Here’s how Trump breaks it up, in Trump-math:

We have 2,000 miles … and of the 2,000 we don’t need 2,000, we need a thousand because we have natural barriers, etc., etc., and I’m taking a price per square foot and a price per mile, and it’s a very simple calculation.

Remember, this cost will be passed along to Mexico, Trump says. Back in August, Mexican president Enrique Peña Nieto said Mexico is of course not paying for the wall, and on Monday, former Mexican president Felipe Calderon also told CNBC, “Mexico will not pay a single cent for such a stupid wall.”

During Tuesday’s interview, when Trump reiterated that Mexico would be the happy sponsor for the wall, Tamron Hall pressed him. “But how do you get Mexico to pay for it?”

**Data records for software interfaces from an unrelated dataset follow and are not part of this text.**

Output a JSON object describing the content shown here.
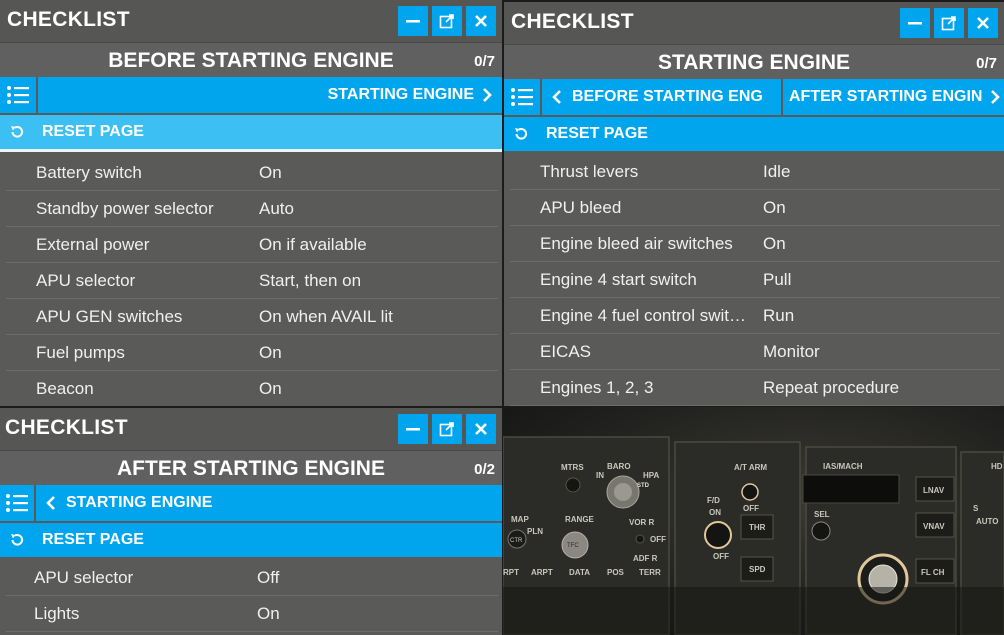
{
  "panels": [
    {
      "title": "CHECKLIST",
      "section": "BEFORE STARTING ENGINE",
      "count": "0/7",
      "next_label": "STARTING ENGINE",
      "reset_label": "RESET PAGE",
      "items": [
        {
          "item": "Battery switch",
          "value": "On"
        },
        {
          "item": "Standby power selector",
          "value": "Auto"
        },
        {
          "item": "External power",
          "value": "On if available"
        },
        {
          "item": "APU selector",
          "value": "Start, then on"
        },
        {
          "item": "APU GEN switches",
          "value": "On when AVAIL lit"
        },
        {
          "item": "Fuel pumps",
          "value": "On"
        },
        {
          "item": "Beacon",
          "value": "On"
        }
      ]
    },
    {
      "title": "CHECKLIST",
      "section": "STARTING ENGINE",
      "count": "0/7",
      "prev_label": "BEFORE STARTING ENG",
      "next_label": "AFTER STARTING ENGIN",
      "reset_label": "RESET PAGE",
      "items": [
        {
          "item": "Thrust levers",
          "value": "Idle"
        },
        {
          "item": "APU bleed",
          "value": "On"
        },
        {
          "item": "Engine bleed air switches",
          "value": "On"
        },
        {
          "item": "Engine 4 start switch",
          "value": "Pull"
        },
        {
          "item": "Engine 4 fuel control swit…",
          "value": "Run"
        },
        {
          "item": "EICAS",
          "value": "Monitor"
        },
        {
          "item": "Engines 1, 2, 3",
          "value": "Repeat procedure"
        }
      ]
    },
    {
      "title": "CHECKLIST",
      "section": "AFTER STARTING ENGINE",
      "count": "0/2",
      "prev_label": "STARTING ENGINE",
      "reset_label": "RESET PAGE",
      "items": [
        {
          "item": "APU selector",
          "value": "Off"
        },
        {
          "item": "Lights",
          "value": "On"
        }
      ]
    }
  ],
  "cockpit": {
    "labels": [
      "MTRS",
      "BARO",
      "STD",
      "MAP",
      "PLN",
      "CTR",
      "RANGE",
      "TFC",
      "VOR R",
      "OFF",
      "ADF R",
      "RPT",
      "ARPT",
      "DATA",
      "POS",
      "TERR",
      "A/T ARM",
      "OFF",
      "F/D",
      "ON",
      "OFF",
      "THR",
      "SPD",
      "IAS/MACH",
      "SEL",
      "LNAV",
      "VNAV",
      "FL CH",
      "AUTO",
      "S",
      "IN",
      "HPA",
      "HD"
    ]
  },
  "colors": {
    "accent": "#00a5ee",
    "panel": "#5a5a58",
    "text": "#ffffff"
  }
}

“It’s very simple,” Trump continued. “You tell Mexico they’re going to pay for it.”

Juliana Jiménez is a former Slate photo editor and now a contributor writing on Latin American politics and culture for the Slatest. She translates for Democracy Now! and writes in English and Spanish for publications in Latin America.